Records contained in a dataset
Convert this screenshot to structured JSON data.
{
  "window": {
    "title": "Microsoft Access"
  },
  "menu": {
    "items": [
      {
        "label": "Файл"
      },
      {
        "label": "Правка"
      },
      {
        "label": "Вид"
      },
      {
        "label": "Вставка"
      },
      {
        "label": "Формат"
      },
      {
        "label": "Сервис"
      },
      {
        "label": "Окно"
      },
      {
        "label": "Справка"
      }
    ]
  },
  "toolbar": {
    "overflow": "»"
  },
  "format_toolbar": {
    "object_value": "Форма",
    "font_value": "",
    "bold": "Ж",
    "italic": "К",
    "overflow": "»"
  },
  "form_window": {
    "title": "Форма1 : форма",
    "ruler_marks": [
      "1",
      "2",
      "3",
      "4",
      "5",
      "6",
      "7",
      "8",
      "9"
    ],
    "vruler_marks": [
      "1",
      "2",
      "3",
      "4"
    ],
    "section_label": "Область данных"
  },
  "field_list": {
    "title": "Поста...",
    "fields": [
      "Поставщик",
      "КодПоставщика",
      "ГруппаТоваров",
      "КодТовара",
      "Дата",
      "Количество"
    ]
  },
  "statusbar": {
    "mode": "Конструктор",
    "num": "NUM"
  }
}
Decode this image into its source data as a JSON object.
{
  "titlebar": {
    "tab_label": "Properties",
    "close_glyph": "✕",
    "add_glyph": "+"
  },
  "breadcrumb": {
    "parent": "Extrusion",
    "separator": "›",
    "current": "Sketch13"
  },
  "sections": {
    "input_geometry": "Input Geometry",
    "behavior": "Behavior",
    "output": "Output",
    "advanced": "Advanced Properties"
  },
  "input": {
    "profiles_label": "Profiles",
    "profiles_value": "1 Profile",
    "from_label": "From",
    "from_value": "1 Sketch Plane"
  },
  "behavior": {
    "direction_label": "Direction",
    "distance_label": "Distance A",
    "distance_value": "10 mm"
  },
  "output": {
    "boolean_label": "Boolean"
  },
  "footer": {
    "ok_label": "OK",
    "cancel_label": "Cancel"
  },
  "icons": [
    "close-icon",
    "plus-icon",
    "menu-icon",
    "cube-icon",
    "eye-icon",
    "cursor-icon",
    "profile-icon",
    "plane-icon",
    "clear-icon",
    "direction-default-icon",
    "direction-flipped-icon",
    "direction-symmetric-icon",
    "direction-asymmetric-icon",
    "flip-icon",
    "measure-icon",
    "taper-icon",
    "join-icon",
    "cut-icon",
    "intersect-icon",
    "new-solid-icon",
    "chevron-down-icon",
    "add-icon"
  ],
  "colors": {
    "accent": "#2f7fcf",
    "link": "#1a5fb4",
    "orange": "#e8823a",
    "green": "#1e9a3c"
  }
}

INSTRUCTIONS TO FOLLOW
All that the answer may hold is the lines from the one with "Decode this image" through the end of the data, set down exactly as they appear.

SOLUTION
Decode this image into its source data as a JSON object.
{
  "titlebar": {
    "tab_label": "Properties",
    "close_glyph": "✕",
    "add_glyph": "+"
  },
  "breadcrumb": {
    "parent": "Extrusion",
    "separator": "›",
    "current": "Sketch13"
  },
  "sections": {
    "input_geometry": "Input Geometry",
    "behavior": "Behavior",
    "output": "Output",
    "advanced": "Advanced Properties"
  },
  "input": {
    "profiles_label": "Profiles",
    "profiles_value": "1 Profile",
    "from_label": "From",
    "from_value": "1 Sketch Plane"
  },
  "behavior": {
    "direction_label": "Direction",
    "distance_label": "Distance A",
    "distance_value": "10 mm"
  },
  "output": {
    "boolean_label": "Boolean"
  },
  "footer": {
    "ok_label": "OK",
    "cancel_label": "Cancel"
  },
  "icons": [
    "close-icon",
    "plus-icon",
    "menu-icon",
    "cube-icon",
    "eye-icon",
    "cursor-icon",
    "profile-icon",
    "plane-icon",
    "clear-icon",
    "direction-default-icon",
    "direction-flipped-icon",
    "direction-symmetric-icon",
    "direction-asymmetric-icon",
    "flip-icon",
    "measure-icon",
    "taper-icon",
    "join-icon",
    "cut-icon",
    "intersect-icon",
    "new-solid-icon",
    "chevron-down-icon",
    "add-icon"
  ],
  "colors": {
    "accent": "#2f7fcf",
    "link": "#1a5fb4",
    "orange": "#e8823a",
    "green": "#1e9a3c"
  }
}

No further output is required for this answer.